“I went out Friday night and laid out a course. It was when the Fairfax County Parkway wasn’t yet opened but it was paved,” he said. “I measured out a course 10 miles out and 10 miles back, and I left out water. I got up and started running at quarter to four in the morning. I went out, did my ten miles out and made it about eight miles back.”
When he was finished, he decided to drive to the beach to surprise Karen. He joined her after the race started, surprising her. Little did she know the other surprise that was in store.
“I said, ‘I’m going to run the Marine Corps Marathon this year.’ She said, ‘You can’t get beyond 10 or 12 miles.’ I told her I did 20 this morning and did another 6 miles now,” he recalled with a laugh.

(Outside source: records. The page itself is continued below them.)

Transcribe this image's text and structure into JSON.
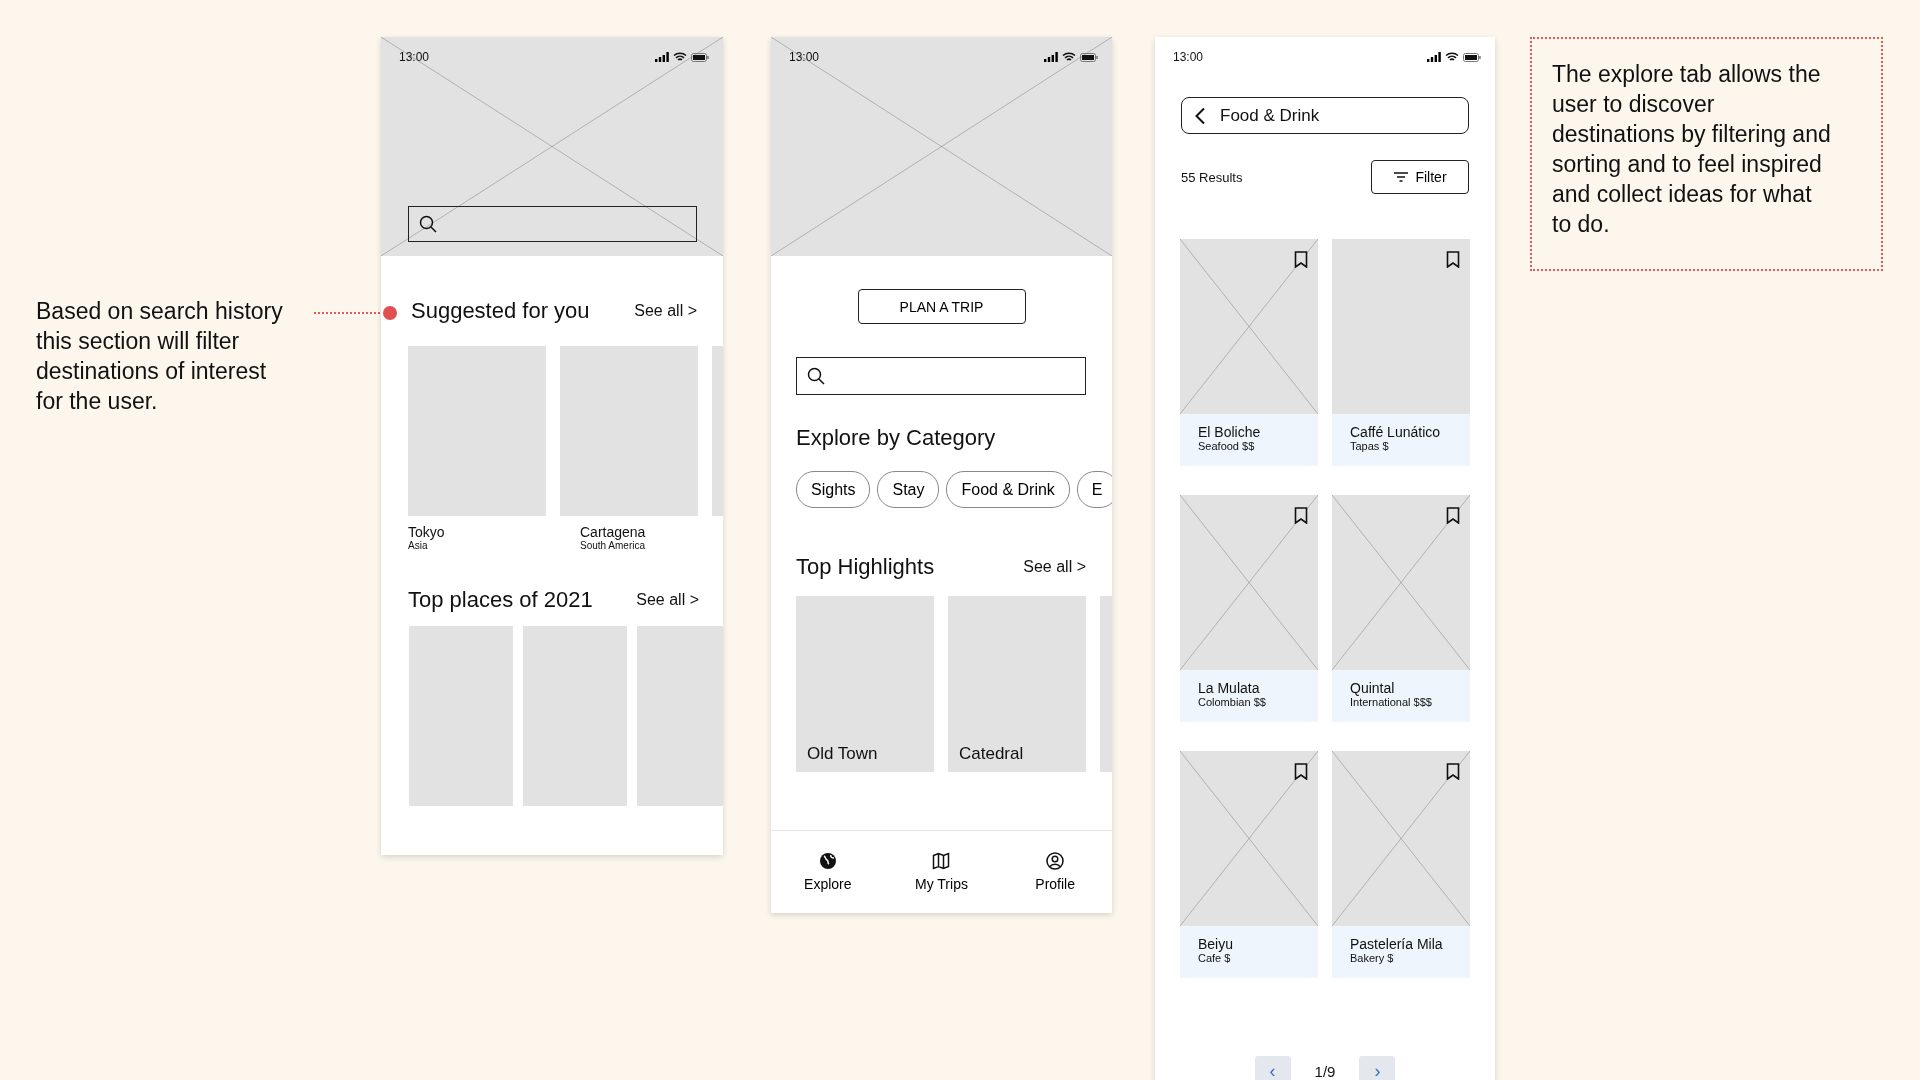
{
  "annotation_left": {
    "text": "Based on search history this section will filter destinations of interest for the user."
  },
  "note_right": {
    "text": "The explore tab allows the user to discover destinations by filtering and sorting and to feel inspired and collect ideas for what to do."
  },
  "screen_home": {
    "status_time": "13:00",
    "suggested": {
      "title": "Suggested for you",
      "see_all": "See all >",
      "cards": [
        {
          "name": "Tokyo",
          "region": "Asia"
        },
        {
          "name": "Cartagena",
          "region": "South America"
        }
      ]
    },
    "top_places": {
      "title": "Top places of 2021",
      "see_all": "See all >"
    }
  },
  "screen_explore": {
    "status_time": "13:00",
    "plan_button": "PLAN A TRIP",
    "category_title": "Explore by Category",
    "categories": [
      "Sights",
      "Stay",
      "Food & Drink",
      "E"
    ],
    "highlights_title": "Top Highlights",
    "see_all": "See all >",
    "highlights": [
      "Old Town",
      "Catedral"
    ],
    "nav": [
      {
        "kind": "globe",
        "label": "Explore"
      },
      {
        "kind": "map",
        "label": "My Trips"
      },
      {
        "kind": "profile",
        "label": "Profile"
      }
    ]
  },
  "screen_results": {
    "status_time": "13:00",
    "category": "Food & Drink",
    "results": "55 Results",
    "filter_button": "Filter",
    "places": [
      {
        "name": "El Boliche",
        "detail": "Seafood $$",
        "crossed": true
      },
      {
        "name": "Caffé Lunático",
        "detail": "Tapas $",
        "crossed": false
      },
      {
        "name": "La Mulata",
        "detail": "Colombian $$",
        "crossed": true
      },
      {
        "name": "Quintal",
        "detail": "International $$$",
        "crossed": true
      },
      {
        "name": "Beiyu",
        "detail": "Cafe $",
        "crossed": true
      },
      {
        "name": "Pastelería Mila",
        "detail": "Bakery $",
        "crossed": true
      }
    ],
    "pagination": {
      "prev": "‹",
      "page": "1/9",
      "next": "›"
    }
  }
}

Whited registered for the 1995 Marine Corps Marathon soon and found himself at the starting line of his first marathon soon after.
“It was exciting to be there. It’s a whole party atmosphere,” recalled Whited. “I remember about halfway through I started to develop some pretty nasty blisters that were pretty painful towards the end. Basically, my goal was just to finish.”
He crossed the finish line in four hours, 29 minutes.
“Ten years later, and it still gets to me.”
Whited’s most memorable race was the 2001 Marine Corps Marathon, which took place more than a month after 9/11. As runners passed the Pentagon, Whited recalled, the display of patriotism was a moving sight.
“When we went past the area where the plane had crashed it was just an amazing thing,” he said. “I mean, the whole thing from the start had a lot of patriotism but when you got to that site, so many people stopped. I saw a lot of people just drop to their knees in prayer. It made me cry that day. Ten years later, and it still gets to me.”
A week later, Whited ran the New York City Marathon and then ran a 5K in Shanksville, Pa., the site of the United 93 crash that is coincidentally, his hometown.
Whited has also completed 28 ultra marathons, 50 to 100 mile long endurance runs. He joins the Reston Runners for weekend training runs. He is also a member of the 50 States Club, where members run a marathon in all 50 states. He is more than halfway to his goal.
What is the biggest lesson he has learned through 99 marathons, 28 ultra marathons, and countless 5K’s and 10K’s?
Whited replied, “Just keep pressing on, like everything in life. Don’t give up.”